**Task description:**
Output all entries verbatim.

Recorded data
►

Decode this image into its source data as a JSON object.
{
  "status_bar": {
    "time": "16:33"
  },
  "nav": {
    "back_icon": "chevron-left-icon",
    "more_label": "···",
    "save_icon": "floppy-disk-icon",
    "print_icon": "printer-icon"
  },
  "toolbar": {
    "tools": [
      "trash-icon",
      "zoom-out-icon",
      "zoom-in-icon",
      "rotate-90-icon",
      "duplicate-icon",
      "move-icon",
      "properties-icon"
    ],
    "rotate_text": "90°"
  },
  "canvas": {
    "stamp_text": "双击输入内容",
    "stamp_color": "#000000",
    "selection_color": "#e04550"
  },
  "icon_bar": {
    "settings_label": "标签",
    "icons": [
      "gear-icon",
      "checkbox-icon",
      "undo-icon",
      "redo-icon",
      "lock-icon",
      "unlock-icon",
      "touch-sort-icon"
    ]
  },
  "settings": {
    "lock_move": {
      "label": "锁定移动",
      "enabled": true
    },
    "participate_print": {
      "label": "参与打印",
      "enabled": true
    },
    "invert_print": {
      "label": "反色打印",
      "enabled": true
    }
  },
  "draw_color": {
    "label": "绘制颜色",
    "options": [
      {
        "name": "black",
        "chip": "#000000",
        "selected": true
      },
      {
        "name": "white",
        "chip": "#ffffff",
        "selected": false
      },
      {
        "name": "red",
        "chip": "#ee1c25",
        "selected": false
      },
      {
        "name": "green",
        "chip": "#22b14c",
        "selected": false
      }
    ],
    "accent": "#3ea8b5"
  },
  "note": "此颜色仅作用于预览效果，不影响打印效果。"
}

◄

**Exercise response:**
Decode this image into its source data as a JSON object.
{
  "status_bar": {
    "time": "16:33"
  },
  "nav": {
    "back_icon": "chevron-left-icon",
    "more_label": "···",
    "save_icon": "floppy-disk-icon",
    "print_icon": "printer-icon"
  },
  "toolbar": {
    "tools": [
      "trash-icon",
      "zoom-out-icon",
      "zoom-in-icon",
      "rotate-90-icon",
      "duplicate-icon",
      "move-icon",
      "properties-icon"
    ],
    "rotate_text": "90°"
  },
  "canvas": {
    "stamp_text": "双击输入内容",
    "stamp_color": "#000000",
    "selection_color": "#e04550"
  },
  "icon_bar": {
    "settings_label": "标签",
    "icons": [
      "gear-icon",
      "checkbox-icon",
      "undo-icon",
      "redo-icon",
      "lock-icon",
      "unlock-icon",
      "touch-sort-icon"
    ]
  },
  "settings": {
    "lock_move": {
      "label": "锁定移动",
      "enabled": true
    },
    "participate_print": {
      "label": "参与打印",
      "enabled": true
    },
    "invert_print": {
      "label": "反色打印",
      "enabled": true
    }
  },
  "draw_color": {
    "label": "绘制颜色",
    "options": [
      {
        "name": "black",
        "chip": "#000000",
        "selected": true
      },
      {
        "name": "white",
        "chip": "#ffffff",
        "selected": false
      },
      {
        "name": "red",
        "chip": "#ee1c25",
        "selected": false
      },
      {
        "name": "green",
        "chip": "#22b14c",
        "selected": false
      }
    ],
    "accent": "#3ea8b5"
  },
  "note": "此颜色仅作用于预览效果，不影响打印效果。"
}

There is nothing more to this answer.